## Problem details
The lines wanted are those in the data below that include "safetensors".

## Given information
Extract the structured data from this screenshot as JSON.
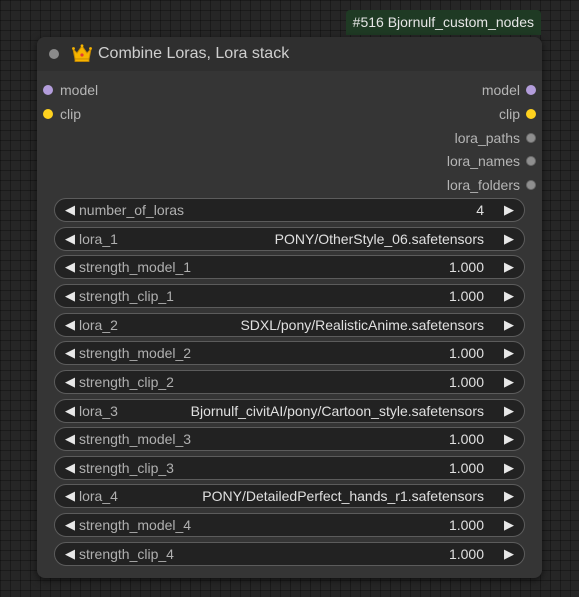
{
  "badge": "#516 Bjornulf_custom_nodes",
  "node": {
    "title": "Combine Loras, Lora stack",
    "title_icon": "crown-icon",
    "colors": {
      "model": "#b39ddb",
      "clip": "#ffd21f",
      "string": "#8f8f8f",
      "badge_bg": "#1f3a24"
    },
    "inputs": [
      {
        "label": "model",
        "type": "model"
      },
      {
        "label": "clip",
        "type": "clip"
      }
    ],
    "outputs": [
      {
        "label": "model",
        "type": "model"
      },
      {
        "label": "clip",
        "type": "clip"
      },
      {
        "label": "lora_paths",
        "type": "string"
      },
      {
        "label": "lora_names",
        "type": "string"
      },
      {
        "label": "lora_folders",
        "type": "string"
      }
    ],
    "widgets": [
      {
        "name": "number_of_loras",
        "value": "4"
      },
      {
        "name": "lora_1",
        "value": "PONY/OtherStyle_06.safetensors"
      },
      {
        "name": "strength_model_1",
        "value": "1.000"
      },
      {
        "name": "strength_clip_1",
        "value": "1.000"
      },
      {
        "name": "lora_2",
        "value": "SDXL/pony/RealisticAnime.safetensors"
      },
      {
        "name": "strength_model_2",
        "value": "1.000"
      },
      {
        "name": "strength_clip_2",
        "value": "1.000"
      },
      {
        "name": "lora_3",
        "value": "Bjornulf_civitAI/pony/Cartoon_style.safetensors"
      },
      {
        "name": "strength_model_3",
        "value": "1.000"
      },
      {
        "name": "strength_clip_3",
        "value": "1.000"
      },
      {
        "name": "lora_4",
        "value": "PONY/DetailedPerfect_hands_r1.safetensors"
      },
      {
        "name": "strength_model_4",
        "value": "1.000"
      },
      {
        "name": "strength_clip_4",
        "value": "1.000"
      }
    ]
  }
}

## Written response
        "value": "PONY/OtherStyle_06.safetensors"
        "value": "SDXL/pony/RealisticAnime.safetensors"
        "value": "Bjornulf_civitAI/pony/Cartoon_style.safetensors"
        "value": "PONY/DetailedPerfect_hands_r1.safetensors"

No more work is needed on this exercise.